The excavation unearthed several artifacts of interest: a cache of collar stays of assorted sizes, a backscratcher of uncertain origin, receipts for two 2005 Christmas Eve purchases at Victoria's Secret (don't ask), a stub from a $200 check from the Washington Post for a fall 1996 article I wrote, the names of the group of 25 friends and acquaintances who attended a 2002 Phillies game.
But it was the cache of ticket stubs to long-ago sporting and theater events that caught my eye.
Sorting through the pile reminded me of how quickly time passes. Can it be six years since my snake-bitten attempt to rendezvous with a friend at that June 17, 2004, Thursday afternoon game between the Phillies and Detroit Tigers? It seems like only yesterday that a protracted court hearing, hellish traffic, nonexistent parking and the unfamiliar maze of Citizens Bank Park all conspired to frustrate my arrival at my seat until the eighth inning of a Phillies win.
And how can it be that it's approaching 11 years since my one and only Bruce Springsteen concert (mezzanine level, $67.50, terrible acoustics) on Saturday, Sept. 25, 1999, at the First Union Center (rechristened the Wachovia Center in 2003, and Wells Fargo Center as of July 1)? I shuddered at these reminders of the fleeting years.
But it was comparing the pre- and post-9/11 relics that evoked the most visceral reactions. That terrible date draws an ugly, sulfuric, jagged boundary between two vastly different worlds, the world before the Department of Homeland Security, terror alerts, the TSA and full-body scanners and today's post-9/11 world where they are commonplace.
Compare a July 2, 2000, game between the Baltimore Orioles and Toronto Blue Jays and a Sept. 21, 2001, concert with Joe Cocker and the Guess Who at the First Union Center.
Two tickets came my way early that July Sunday, and, by game time, my buddy and I were ensconced in Left Field Club seats in Baltimore's beautiful Camden Yards. I recall the Maryland crab cakes, the carefree crowd, the cloudless sky and Will Clark's game-winning home run in the bottom of the eighth. No pat-downs or metal detectors in sight.
No one in attendance at the half-filled First Union Center was in a party mood 10 days after 9/11. I recall talk of canceling the event.
THE PARKING lots were eerily devoid of tailgaters, police and barricades were everywhere, and, if memory serves, ticketholders were patted down on entering.
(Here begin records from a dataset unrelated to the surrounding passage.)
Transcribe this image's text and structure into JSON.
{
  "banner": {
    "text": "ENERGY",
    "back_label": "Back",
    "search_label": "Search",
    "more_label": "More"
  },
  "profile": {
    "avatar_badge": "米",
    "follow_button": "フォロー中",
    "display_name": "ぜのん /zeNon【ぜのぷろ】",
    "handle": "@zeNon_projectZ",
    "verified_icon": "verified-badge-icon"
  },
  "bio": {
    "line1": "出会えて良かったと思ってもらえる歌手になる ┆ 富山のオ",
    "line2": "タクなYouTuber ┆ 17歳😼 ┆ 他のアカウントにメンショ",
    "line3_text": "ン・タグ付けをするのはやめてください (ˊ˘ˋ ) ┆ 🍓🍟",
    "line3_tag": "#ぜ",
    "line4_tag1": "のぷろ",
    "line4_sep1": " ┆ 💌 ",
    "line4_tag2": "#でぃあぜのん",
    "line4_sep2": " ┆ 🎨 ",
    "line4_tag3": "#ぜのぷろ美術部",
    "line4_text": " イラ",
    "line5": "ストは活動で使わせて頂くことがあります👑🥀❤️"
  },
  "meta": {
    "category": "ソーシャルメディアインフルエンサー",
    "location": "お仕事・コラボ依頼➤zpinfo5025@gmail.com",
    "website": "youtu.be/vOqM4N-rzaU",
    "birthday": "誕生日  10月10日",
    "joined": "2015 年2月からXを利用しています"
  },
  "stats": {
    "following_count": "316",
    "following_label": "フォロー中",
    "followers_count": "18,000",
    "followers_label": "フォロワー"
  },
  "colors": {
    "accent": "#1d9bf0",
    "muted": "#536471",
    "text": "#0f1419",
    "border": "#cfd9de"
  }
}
Although a pall enveloped the evening, I brushed away tears as both performers, Mad Dog Englishman Cocker and the Guess Who from north of the border, expressed heartfelt sympathy for America and its people.
The Vatican researchers may have their high-tech lasers, but whenever I want to open a window into my past, I need only rummage through the top of my dresser.
Gerald K. McOscar is a lawyer who lives in West Chester.